• **Exercise objective**:
Go through the lines below and copy each one that holds the string "level".

Extracted records
....

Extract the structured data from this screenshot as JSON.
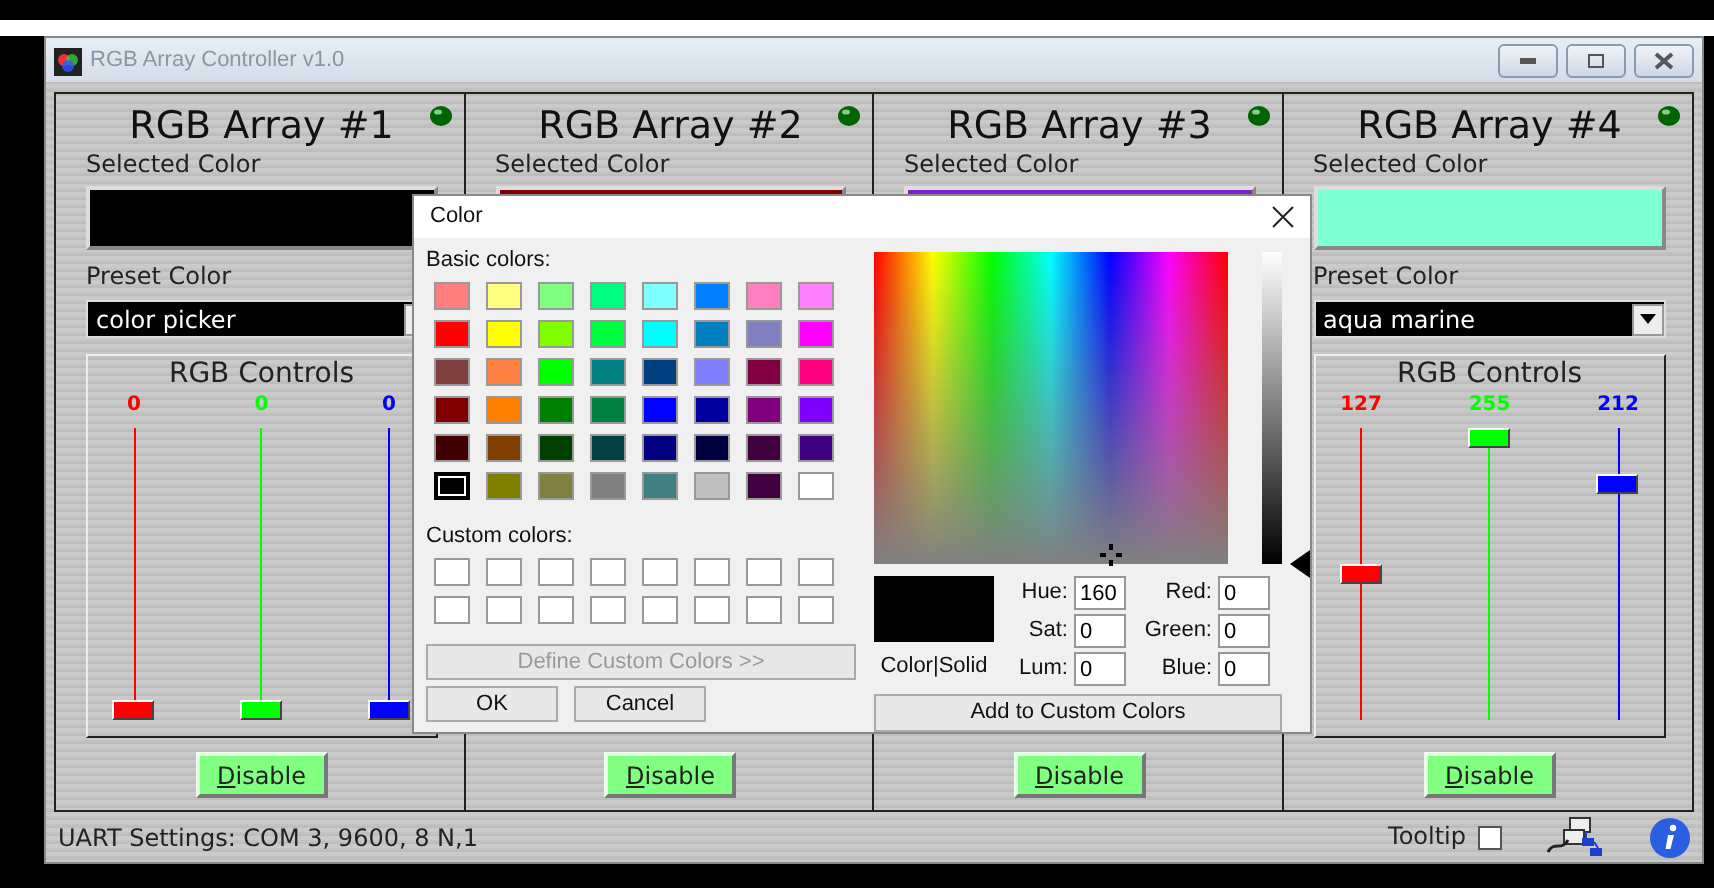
{
  "window": {
    "title": "RGB Array Controller v1.0"
  },
  "arrays": [
    {
      "title": "RGB Array #1",
      "selected_color_label": "Selected Color",
      "swatch": {
        "color": "#000000"
      },
      "preset_label": "Preset Color",
      "preset_value": "color picker",
      "controls_title": "RGB Controls",
      "channels": [
        {
          "value": "0",
          "level": 0,
          "color": "#ff0000"
        },
        {
          "value": "0",
          "level": 0,
          "color": "#00ff00"
        },
        {
          "value": "0",
          "level": 0,
          "color": "#0000ff"
        }
      ],
      "disable_button": "Disable"
    },
    {
      "title": "RGB Array #2",
      "selected_color_label": "Selected Color",
      "swatch": {
        "color": "#800000"
      },
      "disable_button": "Disable"
    },
    {
      "title": "RGB Array #3",
      "selected_color_label": "Selected Color",
      "swatch": {
        "color": "#7f22cc"
      },
      "disable_button": "Disable"
    },
    {
      "title": "RGB Array #4",
      "selected_color_label": "Selected Color",
      "swatch": {
        "color": "#7fffd4"
      },
      "preset_label": "Preset Color",
      "preset_value": "aqua marine",
      "controls_title": "RGB Controls",
      "channels": [
        {
          "value": "127",
          "level": 0.498,
          "color": "#ff0000"
        },
        {
          "value": "255",
          "level": 1,
          "color": "#00ff00"
        },
        {
          "value": "212",
          "level": 0.831,
          "color": "#0000ff"
        }
      ],
      "disable_button": "Disable"
    }
  ],
  "status_bar": {
    "text": "UART Settings: COM 3, 9600, 8 N,1",
    "tooltip_label": "Tooltip",
    "tooltip_checked": false
  },
  "color_dialog": {
    "title": "Color",
    "basic_label": "Basic colors:",
    "basic_colors": [
      {
        "color": "#ff8080",
        "selected": false
      },
      {
        "color": "#ffff80",
        "selected": false
      },
      {
        "color": "#80ff80",
        "selected": false
      },
      {
        "color": "#00ff80",
        "selected": false
      },
      {
        "color": "#80ffff",
        "selected": false
      },
      {
        "color": "#0080ff",
        "selected": false
      },
      {
        "color": "#ff80c0",
        "selected": false
      },
      {
        "color": "#ff80ff",
        "selected": false
      },
      {
        "color": "#ff0000",
        "selected": false
      },
      {
        "color": "#ffff00",
        "selected": false
      },
      {
        "color": "#80ff00",
        "selected": false
      },
      {
        "color": "#00ff40",
        "selected": false
      },
      {
        "color": "#00ffff",
        "selected": false
      },
      {
        "color": "#0080c0",
        "selected": false
      },
      {
        "color": "#8080c0",
        "selected": false
      },
      {
        "color": "#ff00ff",
        "selected": false
      },
      {
        "color": "#804040",
        "selected": false
      },
      {
        "color": "#ff8040",
        "selected": false
      },
      {
        "color": "#00ff00",
        "selected": false
      },
      {
        "color": "#008080",
        "selected": false
      },
      {
        "color": "#004080",
        "selected": false
      },
      {
        "color": "#8080ff",
        "selected": false
      },
      {
        "color": "#800040",
        "selected": false
      },
      {
        "color": "#ff0080",
        "selected": false
      },
      {
        "color": "#800000",
        "selected": false
      },
      {
        "color": "#ff8000",
        "selected": false
      },
      {
        "color": "#008000",
        "selected": false
      },
      {
        "color": "#008040",
        "selected": false
      },
      {
        "color": "#0000ff",
        "selected": false
      },
      {
        "color": "#0000a0",
        "selected": false
      },
      {
        "color": "#800080",
        "selected": false
      },
      {
        "color": "#8000ff",
        "selected": false
      },
      {
        "color": "#400000",
        "selected": false
      },
      {
        "color": "#804000",
        "selected": false
      },
      {
        "color": "#004000",
        "selected": false
      },
      {
        "color": "#004040",
        "selected": false
      },
      {
        "color": "#000080",
        "selected": false
      },
      {
        "color": "#000040",
        "selected": false
      },
      {
        "color": "#400040",
        "selected": false
      },
      {
        "color": "#400080",
        "selected": false
      },
      {
        "color": "#000000",
        "selected": true
      },
      {
        "color": "#808000",
        "selected": false
      },
      {
        "color": "#808040",
        "selected": false
      },
      {
        "color": "#808080",
        "selected": false
      },
      {
        "color": "#408080",
        "selected": false
      },
      {
        "color": "#c0c0c0",
        "selected": false
      },
      {
        "color": "#400040",
        "selected": false
      },
      {
        "color": "#ffffff",
        "selected": false
      }
    ],
    "custom_label": "Custom colors:",
    "custom_colors": [
      {
        "color": "#ffffff"
      },
      {
        "color": "#ffffff"
      },
      {
        "color": "#ffffff"
      },
      {
        "color": "#ffffff"
      },
      {
        "color": "#ffffff"
      },
      {
        "color": "#ffffff"
      },
      {
        "color": "#ffffff"
      },
      {
        "color": "#ffffff"
      },
      {
        "color": "#ffffff"
      },
      {
        "color": "#ffffff"
      },
      {
        "color": "#ffffff"
      },
      {
        "color": "#ffffff"
      },
      {
        "color": "#ffffff"
      },
      {
        "color": "#ffffff"
      },
      {
        "color": "#ffffff"
      },
      {
        "color": "#ffffff"
      }
    ],
    "define_button": {
      "label": "Define Custom Colors >>",
      "disabled": true
    },
    "ok_button": "OK",
    "cancel_button": "Cancel",
    "luminosity": {
      "level": 0
    },
    "preview": {
      "color": "#000000"
    },
    "preview_label": "Color|Solid",
    "fields": [
      {
        "label": "Hue:",
        "value": "160"
      },
      {
        "label": "Red:",
        "value": "0"
      },
      {
        "label": "Sat:",
        "value": "0"
      },
      {
        "label": "Green:",
        "value": "0"
      },
      {
        "label": "Lum:",
        "value": "0"
      },
      {
        "label": "Blue:",
        "value": "0"
      }
    ],
    "add_button": "Add to Custom Colors"
  }
}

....

• **Output for this exercise**:
          "level": 0,
          "level": 0,
          "level": 0,
          "level": 0.498,
          "level": 1,
          "level": 0.831,
      "level": 0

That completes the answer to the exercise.